Jo Daniels life comes to a terrifying end in the most heart wrenching of circumstances as an apparently motiveless attack leaves her family devastated yet determined to find the killer who has ripped a gaping hole in their lives.
As the grisly chain of events unfold Grace, the bereaved mother, retreats into the warmth and familiarity of her daughter’s bedroom as she clings to the last vestiges of Jo’s life embedded in the smells and memories of her recently departed child’s safe haven.
The painstaking police investigation unearths similarities with two previously unresolved murders but as public interest in the case grows fresh evidence dries up and threatens to leave the family left behind with more questions than answers.
Jane Isaac develops an air of gritty realism more akin to a Touch of Frost than the warped bucolic idyll portrayed in Midsomer. The Nottinghamshire setting and the claustrophobia of urban life underscore the darkness of the violent death but it is the all pervading influence of Faye that gives the story its real edge.
Faye offers instant friendship and a shoulder for Grace to cry on but this apparently genuine bond begins to take on a Machiavellian twist as the family close ranks in ever more desperate attempts to ensure justice for their beloved Jo. In the throes of grieving though the mother’s perception becomes distorted by the need for someone, anyone to share her loss first hand.
The plot is book ended by court room sequences that reveal the cruel twists of a legal system forced under the spotlight of press scrutiny. By playing on her emotional vulnerabilities Grace’s seemingly watertight defence becomes porous as the barrister begins to unpick the credibility of her evidence which ultimately casts doubt on her ability to act rationally.

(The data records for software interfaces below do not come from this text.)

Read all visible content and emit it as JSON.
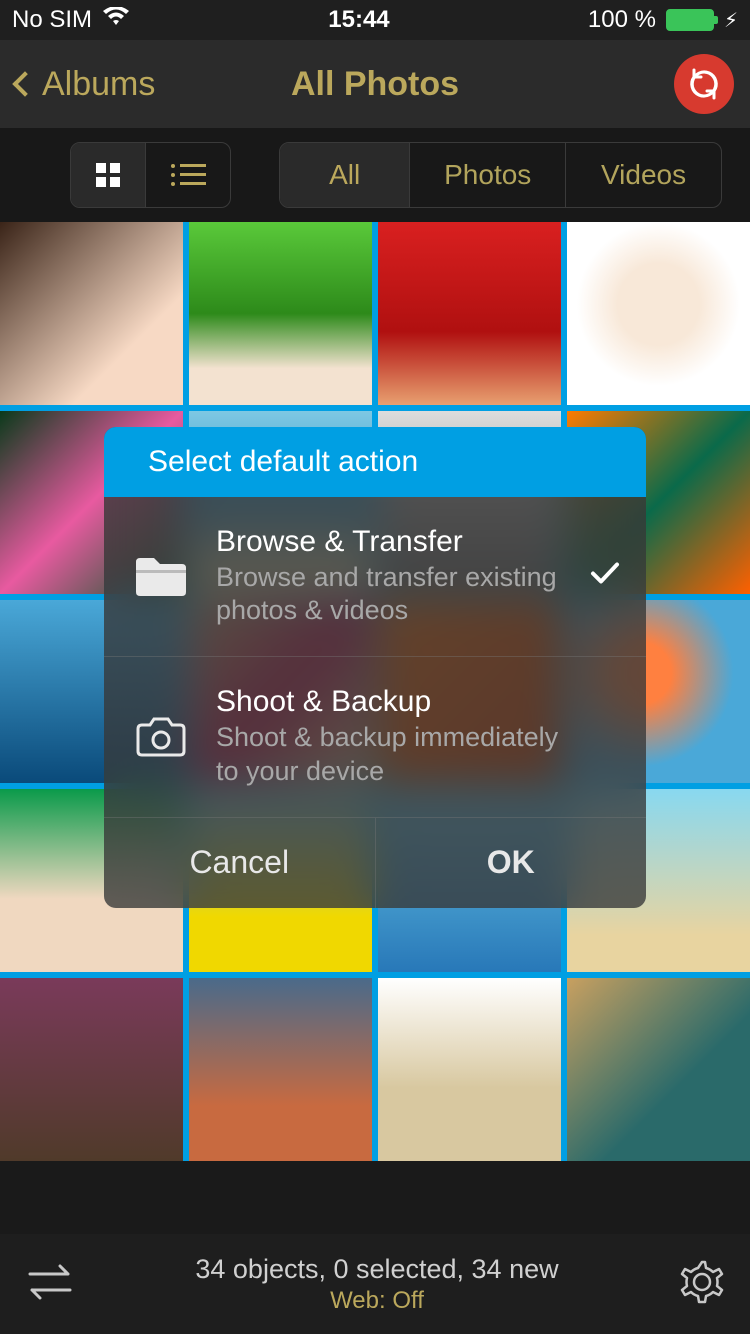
{
  "status": {
    "carrier": "No SIM",
    "time": "15:44",
    "battery_pct": "100 %"
  },
  "nav": {
    "back_label": "Albums",
    "title": "All Photos"
  },
  "filters": {
    "all": "All",
    "photos": "Photos",
    "videos": "Videos"
  },
  "dialog": {
    "title": "Select default action",
    "option1_title": "Browse & Transfer",
    "option1_sub": "Browse and transfer existing photos & videos",
    "option2_title": "Shoot & Backup",
    "option2_sub": "Shoot & backup immediately to your device",
    "cancel": "Cancel",
    "ok": "OK"
  },
  "bottom": {
    "line1": "34 objects, 0 selected, 34 new",
    "line2": "Web: Off"
  }
}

There are the inevitable shocks and surprises as the unrelenting pressure to deliver a conviction, despite the confusion of clues, culminates in a tragic end.
- Rich Review rating: